* [Work instruction]: For every line below, restate it exactly and drop the images.

* [Website and app data records]:
- Opening Delimiter -
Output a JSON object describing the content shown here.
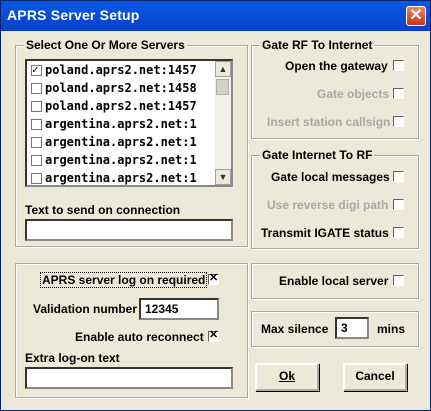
{
  "window": {
    "title": "APRS Server Setup",
    "close_glyph": "✕"
  },
  "servers": {
    "legend": "Select One Or More Servers",
    "items": [
      {
        "label": "poland.aprs2.net:1457",
        "checked": true
      },
      {
        "label": "poland.aprs2.net:1458",
        "checked": false
      },
      {
        "label": "poland.aprs2.net:1457",
        "checked": false
      },
      {
        "label": "argentina.aprs2.net:1",
        "checked": false
      },
      {
        "label": "argentina.aprs2.net:1",
        "checked": false
      },
      {
        "label": "argentina.aprs2.net:1",
        "checked": false
      },
      {
        "label": "argentina.aprs2.net:1",
        "checked": false
      }
    ],
    "scroll_up": "▲",
    "scroll_down": "▼",
    "connect_text_label": "Text to send on connection",
    "connect_text_value": ""
  },
  "rf_to_inet": {
    "legend": "Gate RF To Internet",
    "open_gateway": "Open the gateway",
    "gate_objects": "Gate objects",
    "insert_callsign": "Insert station callsign"
  },
  "inet_to_rf": {
    "legend": "Gate Internet To RF",
    "gate_local": "Gate local messages",
    "reverse_digi": "Use reverse digi path",
    "transmit_igate": "Transmit IGATE status"
  },
  "logon": {
    "required_label": "APRS server log on required",
    "validation_label": "Validation number",
    "validation_value": "12345",
    "auto_reconnect_label": "Enable auto reconnect",
    "extra_label": "Extra log-on text",
    "extra_value": ""
  },
  "local_server": {
    "label": "Enable local server"
  },
  "max_silence": {
    "label": "Max silence",
    "value": "3",
    "unit": "mins"
  },
  "buttons": {
    "ok": "Ok",
    "cancel": "Cancel"
  }
}
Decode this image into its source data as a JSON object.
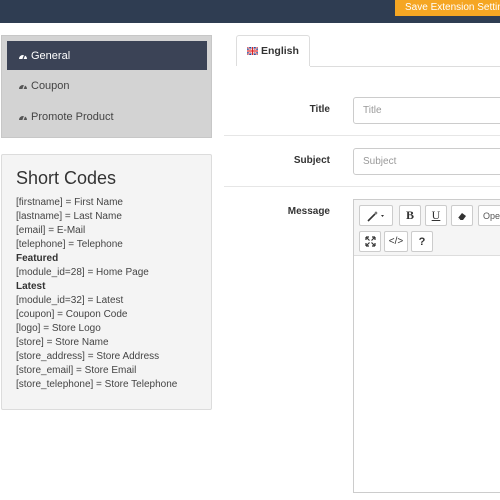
{
  "header": {
    "save_label": "Save Extension Settings"
  },
  "nav": {
    "items": [
      {
        "label": "General",
        "icon": "dashboard-icon",
        "active": true
      },
      {
        "label": "Coupon",
        "icon": "dashboard-icon",
        "active": false
      },
      {
        "label": "Promote Product",
        "icon": "dashboard-icon",
        "active": false
      }
    ]
  },
  "shortcodes": {
    "title": "Short Codes",
    "lines": [
      "[firstname] = First Name",
      "[lastname] = Last Name",
      "[email] = E-Mail",
      "[telephone] = Telephone",
      "Featured",
      "[module_id=28] = Home Page",
      "Latest",
      "[module_id=32] = Latest",
      "[coupon] = Coupon Code",
      "[logo] = Store Logo",
      "[store] = Store Name",
      "[store_address] = Store Address",
      "[store_email] = Store Email",
      "[store_telephone] = Store Telephone"
    ]
  },
  "tabs": {
    "language": "English"
  },
  "form": {
    "title_label": "Title",
    "title_placeholder": "Title",
    "subject_label": "Subject",
    "subject_placeholder": "Subject",
    "message_label": "Message"
  },
  "editor": {
    "toolbar": {
      "bold": "B",
      "underline": "U",
      "font_name": "Ope",
      "codeview": "</>",
      "help": "?"
    }
  },
  "colors": {
    "topbar": "#2f3d52",
    "save_button": "#f5a623",
    "nav_active": "#3b4356",
    "nav_panel": "#d3d3d3"
  }
}
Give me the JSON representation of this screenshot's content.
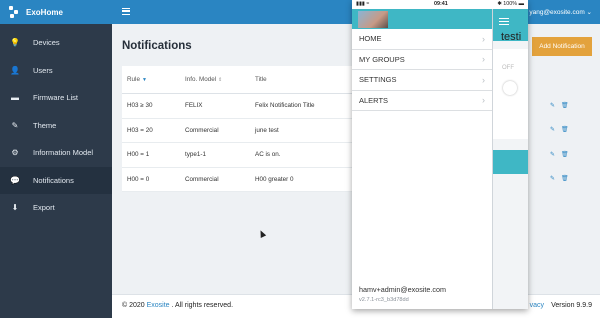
{
  "app": {
    "name": "ExoHome"
  },
  "topbar": {
    "user_email": "yang@exosite.com ⌄"
  },
  "sidebar": {
    "items": [
      {
        "label": "Devices",
        "icon": "lightbulb-icon",
        "glyph": "💡"
      },
      {
        "label": "Users",
        "icon": "user-icon",
        "glyph": "👤"
      },
      {
        "label": "Firmware List",
        "icon": "folder-icon",
        "glyph": "▬"
      },
      {
        "label": "Theme",
        "icon": "wand-icon",
        "glyph": "✎"
      },
      {
        "label": "Information Model",
        "icon": "cubes-icon",
        "glyph": "⚙"
      },
      {
        "label": "Notifications",
        "icon": "comment-icon",
        "glyph": "💬"
      },
      {
        "label": "Export",
        "icon": "download-icon",
        "glyph": "⬇"
      }
    ],
    "active_index": 5
  },
  "main": {
    "title": "Notifications",
    "add_button": "Add Notification",
    "table": {
      "headers": {
        "rule": "Rule",
        "model": "Info. Model",
        "title": "Title"
      },
      "rows": [
        {
          "rule": "H03 ≥ 30",
          "model": "FELIX",
          "title": "Felix Notification Title"
        },
        {
          "rule": "H03 = 20",
          "model": "Commercial",
          "title": "june test"
        },
        {
          "rule": "H00 = 1",
          "model": "type1-1",
          "title": "AC is on."
        },
        {
          "rule": "H00 = 0",
          "model": "Commercial",
          "title": "H00 greater 0"
        }
      ]
    }
  },
  "footer": {
    "copyright_prefix": "© 2020 ",
    "company": "Exosite",
    "copyright_suffix": " . All rights reserved.",
    "privacy": "vacy",
    "version": "Version 9.9.9"
  },
  "phone": {
    "status": {
      "left": "▮▮▮ ≈",
      "time": "09:41",
      "right": "✱ 100% ▬"
    },
    "menu": [
      "HOME",
      "MY GROUPS",
      "SETTINGS",
      "ALERTS"
    ],
    "email": "hamv+admin@exosite.com",
    "version": "v2.7.1-rc3_b3d78dd",
    "peek_title": "testi",
    "peek_toggle_label": "OFF"
  },
  "colors": {
    "brand": "#2a85c2",
    "sidebar": "#2d3a4a",
    "accent": "#e3a23c",
    "teal": "#3fb7c5"
  }
}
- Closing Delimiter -
* [Exercise answer]:
Output a JSON object describing the content shown here.
{
  "window": {
    "title": "APRS Server Setup",
    "close_glyph": "✕"
  },
  "servers": {
    "legend": "Select One Or More Servers",
    "items": [
      {
        "label": "poland.aprs2.net:1457",
        "checked": true
      },
      {
        "label": "poland.aprs2.net:1458",
        "checked": false
      },
      {
        "label": "poland.aprs2.net:1457",
        "checked": false
      },
      {
        "label": "argentina.aprs2.net:1",
        "checked": false
      },
      {
        "label": "argentina.aprs2.net:1",
        "checked": false
      },
      {
        "label": "argentina.aprs2.net:1",
        "checked": false
      },
      {
        "label": "argentina.aprs2.net:1",
        "checked": false
      }
    ],
    "scroll_up": "▲",
    "scroll_down": "▼",
    "connect_text_label": "Text to send on connection",
    "connect_text_value": ""
  },
  "rf_to_inet": {
    "legend": "Gate RF To Internet",
    "open_gateway": "Open the gateway",
    "gate_objects": "Gate objects",
    "insert_callsign": "Insert station callsign"
  },
  "inet_to_rf": {
    "legend": "Gate Internet To RF",
    "gate_local": "Gate local messages",
    "reverse_digi": "Use reverse digi path",
    "transmit_igate": "Transmit IGATE status"
  },
  "logon": {
    "required_label": "APRS server log on required",
    "validation_label": "Validation number",
    "validation_value": "12345",
    "auto_reconnect_label": "Enable auto reconnect",
    "extra_label": "Extra log-on text",
    "extra_value": ""
  },
  "local_server": {
    "label": "Enable local server"
  },
  "max_silence": {
    "label": "Max silence",
    "value": "3",
    "unit": "mins"
  },
  "buttons": {
    "ok": "Ok",
    "cancel": "Cancel"
  }
}
Decode this image into its source data as a JSON object.
{
  "header": {
    "save_label": "Save Extension Settings"
  },
  "nav": {
    "items": [
      {
        "label": "General",
        "icon": "dashboard-icon",
        "active": true
      },
      {
        "label": "Coupon",
        "icon": "dashboard-icon",
        "active": false
      },
      {
        "label": "Promote Product",
        "icon": "dashboard-icon",
        "active": false
      }
    ]
  },
  "shortcodes": {
    "title": "Short Codes",
    "lines": [
      "[firstname] = First Name",
      "[lastname] = Last Name",
      "[email] = E-Mail",
      "[telephone] = Telephone",
      "Featured",
      "[module_id=28] = Home Page",
      "Latest",
      "[module_id=32] = Latest",
      "[coupon] = Coupon Code",
      "[logo] = Store Logo",
      "[store] = Store Name",
      "[store_address] = Store Address",
      "[store_email] = Store Email",
      "[store_telephone] = Store Telephone"
    ]
  },
  "tabs": {
    "language": "English"
  },
  "form": {
    "title_label": "Title",
    "title_placeholder": "Title",
    "subject_label": "Subject",
    "subject_placeholder": "Subject",
    "message_label": "Message"
  },
  "editor": {
    "toolbar": {
      "bold": "B",
      "underline": "U",
      "font_name": "Ope",
      "codeview": "</>",
      "help": "?"
    }
  },
  "colors": {
    "topbar": "#2f3d52",
    "save_button": "#f5a623",
    "nav_active": "#3b4356",
    "nav_panel": "#d3d3d3"
  }
}
Give me the JSON representation of this screenshot's content.
{
  "app": {
    "name": "ExoHome"
  },
  "topbar": {
    "user_email": "yang@exosite.com ⌄"
  },
  "sidebar": {
    "items": [
      {
        "label": "Devices",
        "icon": "lightbulb-icon",
        "glyph": "💡"
      },
      {
        "label": "Users",
        "icon": "user-icon",
        "glyph": "👤"
      },
      {
        "label": "Firmware List",
        "icon": "folder-icon",
        "glyph": "▬"
      },
      {
        "label": "Theme",
        "icon": "wand-icon",
        "glyph": "✎"
      },
      {
        "label": "Information Model",
        "icon": "cubes-icon",
        "glyph": "⚙"
      },
      {
        "label": "Notifications",
        "icon": "comment-icon",
        "glyph": "💬"
      },
      {
        "label": "Export",
        "icon": "download-icon",
        "glyph": "⬇"
      }
    ],
    "active_index": 5
  },
  "main": {
    "title": "Notifications",
    "add_button": "Add Notification",
    "table": {
      "headers": {
        "rule": "Rule",
        "model": "Info. Model",
        "title": "Title"
      },
      "rows": [
        {
          "rule": "H03 ≥ 30",
          "model": "FELIX",
          "title": "Felix Notification Title"
        },
        {
          "rule": "H03 = 20",
          "model": "Commercial",
          "title": "june test"
        },
        {
          "rule": "H00 = 1",
          "model": "type1-1",
          "title": "AC is on."
        },
        {
          "rule": "H00 = 0",
          "model": "Commercial",
          "title": "H00 greater 0"
        }
      ]
    }
  },
  "footer": {
    "copyright_prefix": "© 2020 ",
    "company": "Exosite",
    "copyright_suffix": " . All rights reserved.",
    "privacy": "vacy",
    "version": "Version 9.9.9"
  },
  "phone": {
    "status": {
      "left": "▮▮▮ ≈",
      "time": "09:41",
      "right": "✱ 100% ▬"
    },
    "menu": [
      "HOME",
      "MY GROUPS",
      "SETTINGS",
      "ALERTS"
    ],
    "email": "hamv+admin@exosite.com",
    "version": "v2.7.1-rc3_b3d78dd",
    "peek_title": "testi",
    "peek_toggle_label": "OFF"
  },
  "colors": {
    "brand": "#2a85c2",
    "sidebar": "#2d3a4a",
    "accent": "#e3a23c",
    "teal": "#3fb7c5"
  }
}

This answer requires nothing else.